▶ _RECORDS TO USE_
────────

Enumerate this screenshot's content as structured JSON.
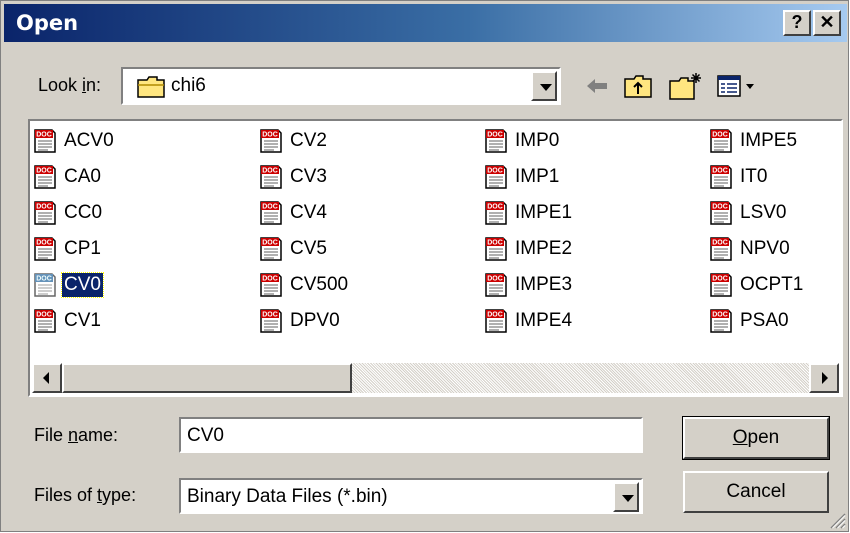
{
  "dialog": {
    "title": "Open",
    "help_glyph": "?",
    "close_glyph": "✕"
  },
  "lookin": {
    "label_pre": "Look ",
    "label_accel": "i",
    "label_post": "n:",
    "folder": "chi6",
    "folder_icon": "folder-icon"
  },
  "toolbar": {
    "icons": [
      "back-arrow-icon",
      "up-one-level-icon",
      "new-folder-icon",
      "view-menu-icon"
    ]
  },
  "files": {
    "col1": [
      "ACV0",
      "CA0",
      "CC0",
      "CP1",
      "CV0",
      "CV1"
    ],
    "col2": [
      "CV2",
      "CV3",
      "CV4",
      "CV5",
      "CV500",
      "DPV0"
    ],
    "col3": [
      "IMP0",
      "IMP1",
      "IMPE1",
      "IMPE2",
      "IMPE3",
      "IMPE4"
    ],
    "col4": [
      "IMPE5",
      "IT0",
      "LSV0",
      "NPV0",
      "OCPT1",
      "PSA0"
    ],
    "selected": "CV0",
    "file_icon": "document-icon"
  },
  "filename": {
    "label_pre": "File ",
    "label_accel": "n",
    "label_post": "ame:",
    "value": "CV0"
  },
  "filetype": {
    "label_pre": "Files of ",
    "label_accel": "t",
    "label_post": "ype:",
    "value": "Binary Data Files (*.bin)"
  },
  "buttons": {
    "open_accel": "O",
    "open_rest": "pen",
    "cancel": "Cancel"
  },
  "colors": {
    "title_start": "#0a246a",
    "title_end": "#a6caf0",
    "face": "#d4d0c8",
    "selection": "#0a246a"
  }
}
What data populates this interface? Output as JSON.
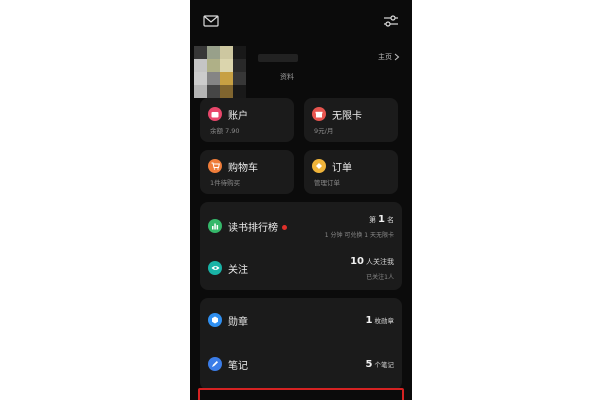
{
  "profile": {
    "caption": "资料",
    "homepage_link": "主页"
  },
  "cards": {
    "account": {
      "title": "账户",
      "sub": "余额 7.90",
      "color": "#e8476b"
    },
    "unlimited": {
      "title": "无限卡",
      "sub": "9元/月",
      "color": "#e7554f"
    },
    "cart": {
      "title": "购物车",
      "sub": "1件待购买",
      "color": "#ef7d3a"
    },
    "order": {
      "title": "订单",
      "sub": "管理订单",
      "color": "#f0b43a"
    }
  },
  "section1": {
    "ranking": {
      "title": "读书排行榜",
      "rank_prefix": "第",
      "rank_value": "1",
      "rank_suffix": "名",
      "sub": "1 分钟 可兑换 1 天无限卡",
      "color": "#35b86a"
    },
    "follow": {
      "title": "关注",
      "count": "10",
      "count_suffix": "人关注我",
      "sub": "已关注1人",
      "color": "#19b3a6"
    }
  },
  "section2": {
    "badges": {
      "title": "勋章",
      "count": "1",
      "suffix": "枚勋章",
      "color": "#2f8ff0"
    },
    "notes": {
      "title": "笔记",
      "count": "5",
      "suffix": "个笔记",
      "color": "#3b7de8"
    }
  }
}
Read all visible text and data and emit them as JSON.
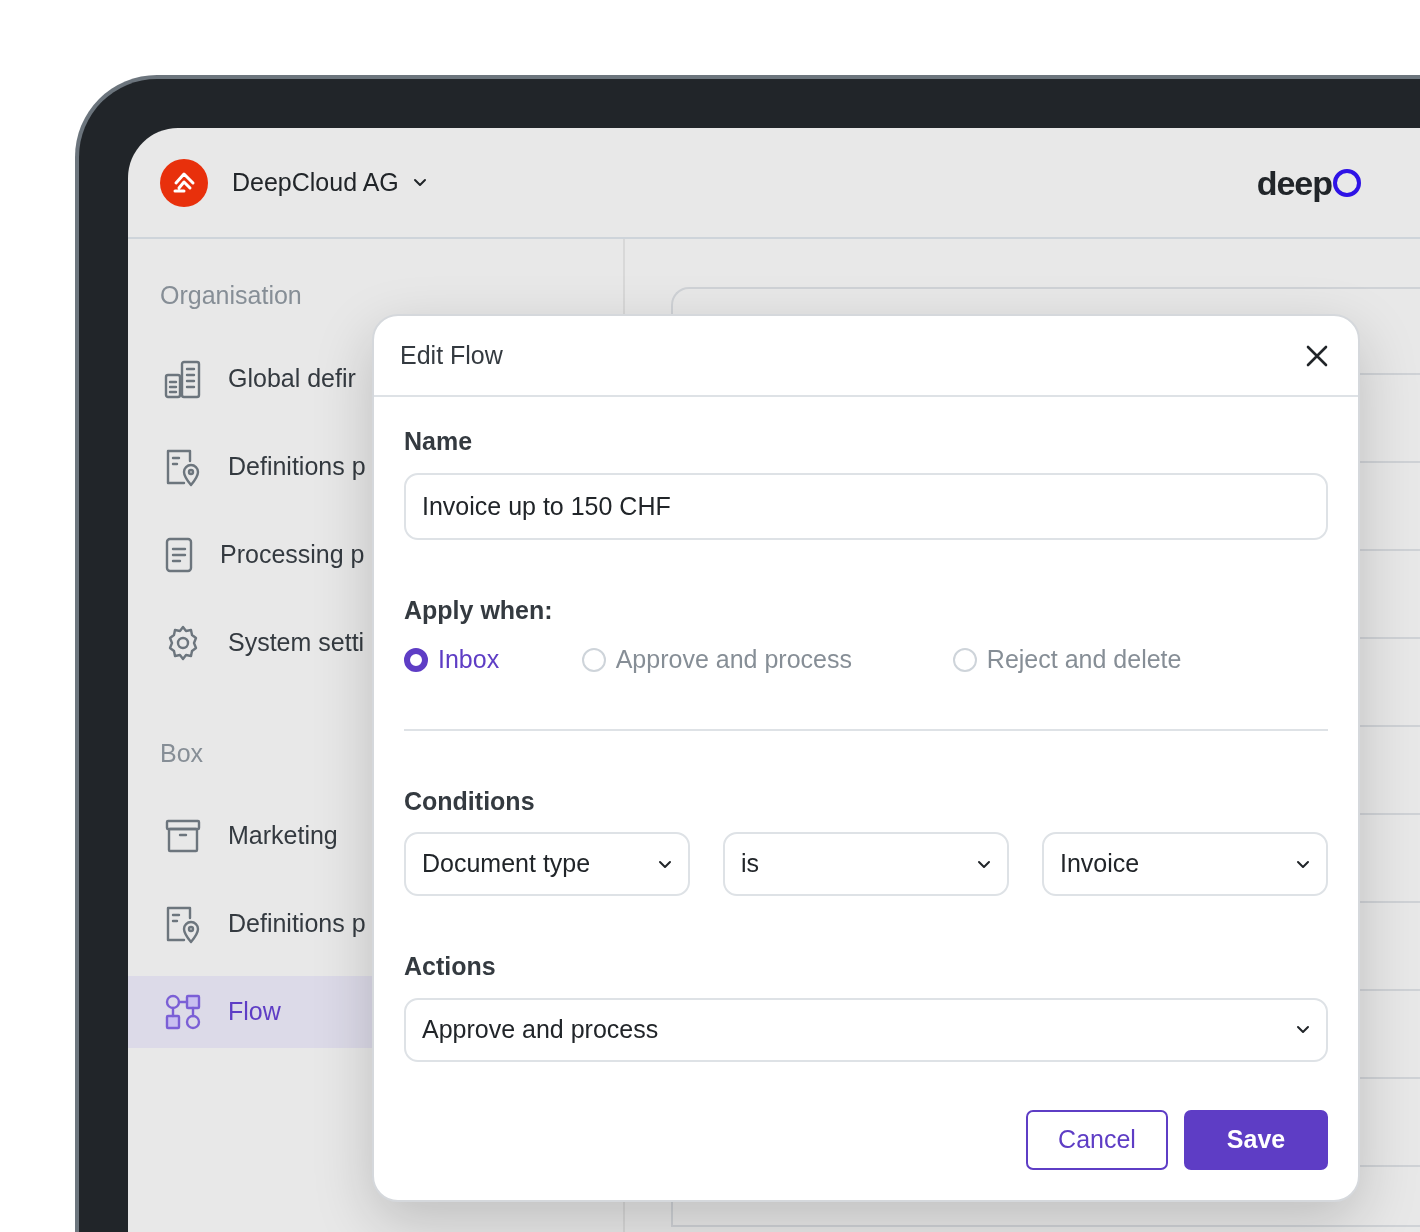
{
  "header": {
    "organisation": "DeepCloud AG",
    "brand": "deep"
  },
  "sidebar": {
    "sections": [
      {
        "title": "Organisation",
        "items": [
          {
            "label": "Global defir",
            "kind": "buildings",
            "selected": false
          },
          {
            "label": "Definitions p",
            "kind": "document-pin",
            "selected": false
          },
          {
            "label": "Processing p",
            "kind": "document",
            "selected": false
          },
          {
            "label": "System setti",
            "kind": "gear",
            "selected": false
          }
        ]
      },
      {
        "title": "Box",
        "items": [
          {
            "label": "Marketing",
            "kind": "archive",
            "selected": false
          },
          {
            "label": "Definitions p",
            "kind": "document-pin",
            "selected": false
          },
          {
            "label": "Flow",
            "kind": "flow",
            "selected": true
          }
        ]
      }
    ]
  },
  "modal": {
    "title": "Edit Flow",
    "name_label": "Name",
    "name_value": "Invoice up to 150 CHF",
    "apply_label": "Apply when:",
    "options": [
      {
        "label": "Inbox",
        "selected": true
      },
      {
        "label": "Approve and process",
        "selected": false
      },
      {
        "label": "Reject and delete",
        "selected": false
      }
    ],
    "conditions_label": "Conditions",
    "conditions": [
      "Document type",
      "is",
      "Invoice"
    ],
    "actions_label": "Actions",
    "action": "Approve and process",
    "buttons": [
      {
        "label": "Cancel",
        "kind": "secondary"
      },
      {
        "label": "Save",
        "kind": "primary"
      }
    ]
  }
}
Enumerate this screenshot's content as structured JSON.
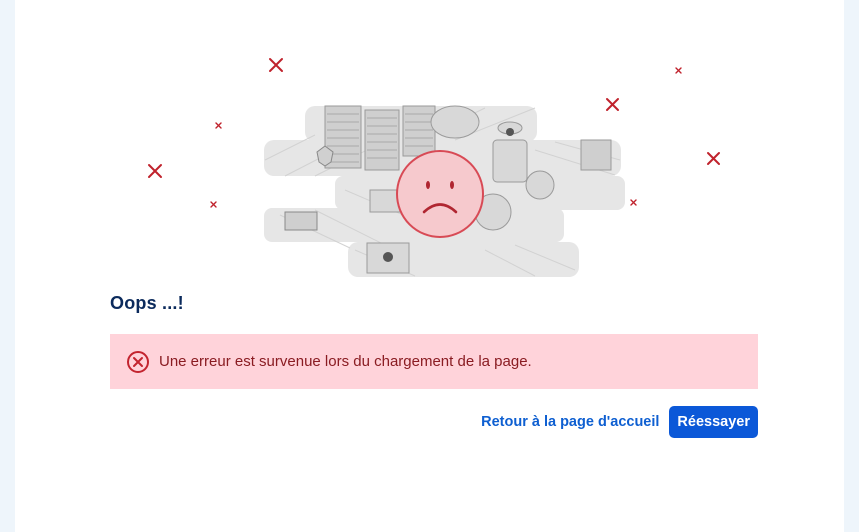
{
  "error_page": {
    "title": "Oops ...!",
    "message": "Une erreur est survenue lors du chargement de la page.",
    "home_link_label": "Retour à la page d'accueil",
    "retry_button_label": "Réessayer"
  },
  "icons": {
    "alert": "error-circle-x-icon",
    "illustration": "isometric-city-sad-face-illustration",
    "decor": "red-x-mark-icon"
  },
  "colors": {
    "title": "#0b2a5c",
    "alert_background": "#ffd3da",
    "alert_text": "#8a1c22",
    "alert_icon": "#c3242f",
    "x_marks": "#c0222c",
    "link": "#0e5fd1",
    "button_background": "#0b58d8",
    "button_text": "#ffffff",
    "sad_face_fill": "#f6c9cd",
    "sad_face_stroke": "#d84a55"
  }
}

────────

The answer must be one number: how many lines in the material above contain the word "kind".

9